Source data
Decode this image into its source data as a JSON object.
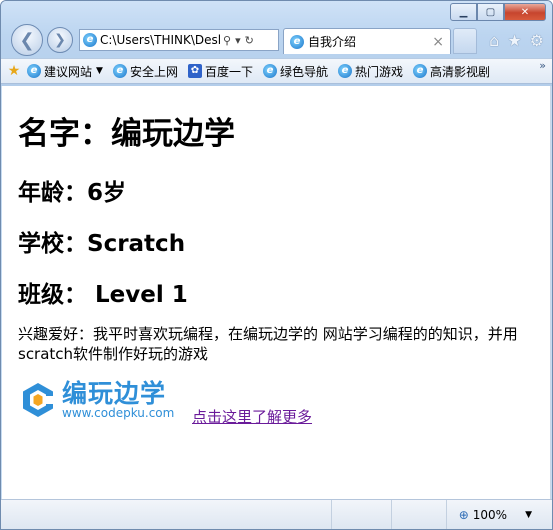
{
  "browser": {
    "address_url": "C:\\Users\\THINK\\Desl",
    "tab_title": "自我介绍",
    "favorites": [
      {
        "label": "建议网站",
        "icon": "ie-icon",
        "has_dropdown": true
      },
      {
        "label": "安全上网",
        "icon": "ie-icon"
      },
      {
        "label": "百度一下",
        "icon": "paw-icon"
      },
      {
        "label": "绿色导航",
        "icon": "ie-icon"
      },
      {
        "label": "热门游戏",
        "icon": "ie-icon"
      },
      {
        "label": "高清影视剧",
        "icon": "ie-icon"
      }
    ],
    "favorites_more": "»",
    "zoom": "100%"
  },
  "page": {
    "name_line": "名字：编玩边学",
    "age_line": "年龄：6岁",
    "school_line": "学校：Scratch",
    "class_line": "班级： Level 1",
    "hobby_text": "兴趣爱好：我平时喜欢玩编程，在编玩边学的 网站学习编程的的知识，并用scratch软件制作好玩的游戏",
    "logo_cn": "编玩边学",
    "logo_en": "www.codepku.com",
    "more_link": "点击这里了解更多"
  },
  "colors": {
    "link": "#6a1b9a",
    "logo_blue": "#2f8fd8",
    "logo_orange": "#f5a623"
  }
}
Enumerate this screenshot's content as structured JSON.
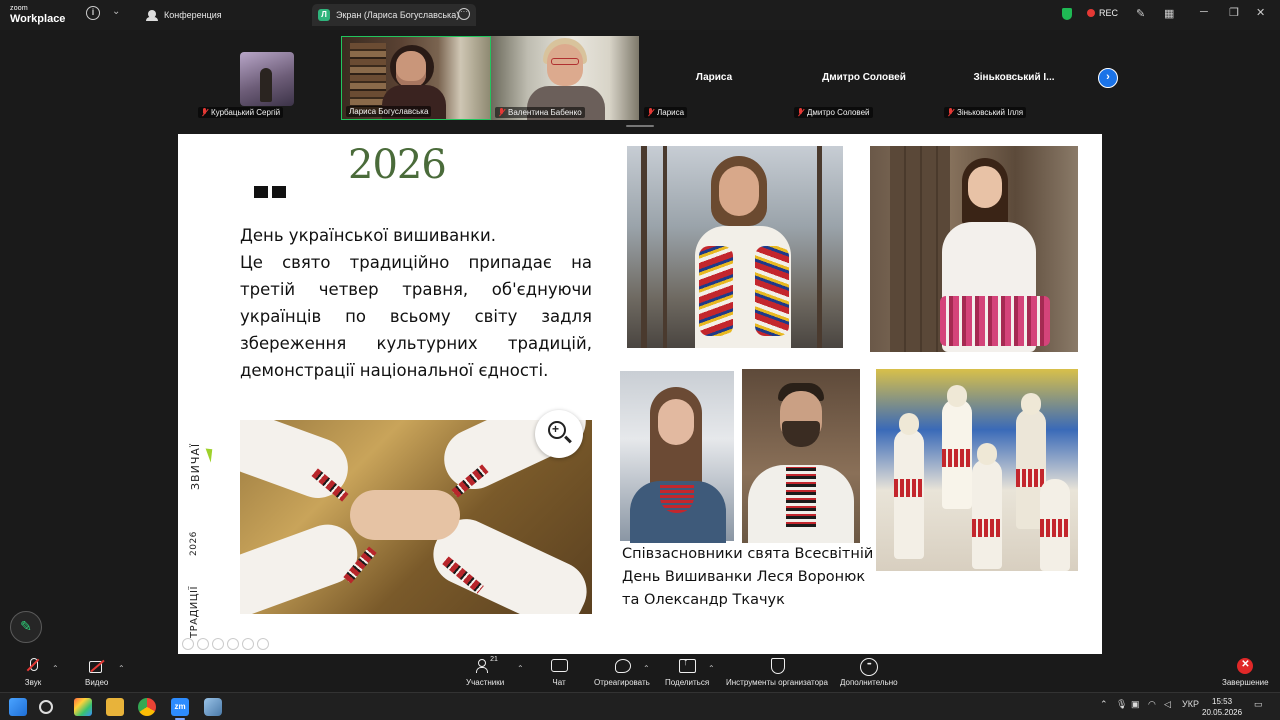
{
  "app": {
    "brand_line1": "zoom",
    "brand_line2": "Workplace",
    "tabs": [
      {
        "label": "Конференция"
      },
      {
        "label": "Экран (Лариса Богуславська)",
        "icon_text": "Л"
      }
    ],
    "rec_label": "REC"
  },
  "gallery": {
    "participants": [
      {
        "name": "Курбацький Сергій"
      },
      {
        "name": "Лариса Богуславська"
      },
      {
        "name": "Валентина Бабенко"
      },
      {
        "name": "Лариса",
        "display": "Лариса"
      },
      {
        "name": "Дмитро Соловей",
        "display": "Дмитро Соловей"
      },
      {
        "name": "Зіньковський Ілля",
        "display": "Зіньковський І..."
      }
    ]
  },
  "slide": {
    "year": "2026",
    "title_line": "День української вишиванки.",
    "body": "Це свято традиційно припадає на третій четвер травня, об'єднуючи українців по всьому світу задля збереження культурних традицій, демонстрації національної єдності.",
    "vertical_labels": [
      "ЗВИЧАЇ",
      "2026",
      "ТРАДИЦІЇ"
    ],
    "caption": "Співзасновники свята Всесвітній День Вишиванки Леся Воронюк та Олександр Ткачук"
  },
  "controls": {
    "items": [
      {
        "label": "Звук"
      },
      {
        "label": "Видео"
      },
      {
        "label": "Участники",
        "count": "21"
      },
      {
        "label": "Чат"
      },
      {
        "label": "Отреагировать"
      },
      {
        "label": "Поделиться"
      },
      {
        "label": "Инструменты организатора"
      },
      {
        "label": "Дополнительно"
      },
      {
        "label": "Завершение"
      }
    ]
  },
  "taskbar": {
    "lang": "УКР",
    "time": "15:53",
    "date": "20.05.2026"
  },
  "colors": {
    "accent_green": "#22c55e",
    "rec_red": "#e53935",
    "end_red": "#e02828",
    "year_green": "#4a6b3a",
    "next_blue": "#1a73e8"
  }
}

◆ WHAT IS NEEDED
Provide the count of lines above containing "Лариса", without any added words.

◆ OUTPUT OF THE TASK
4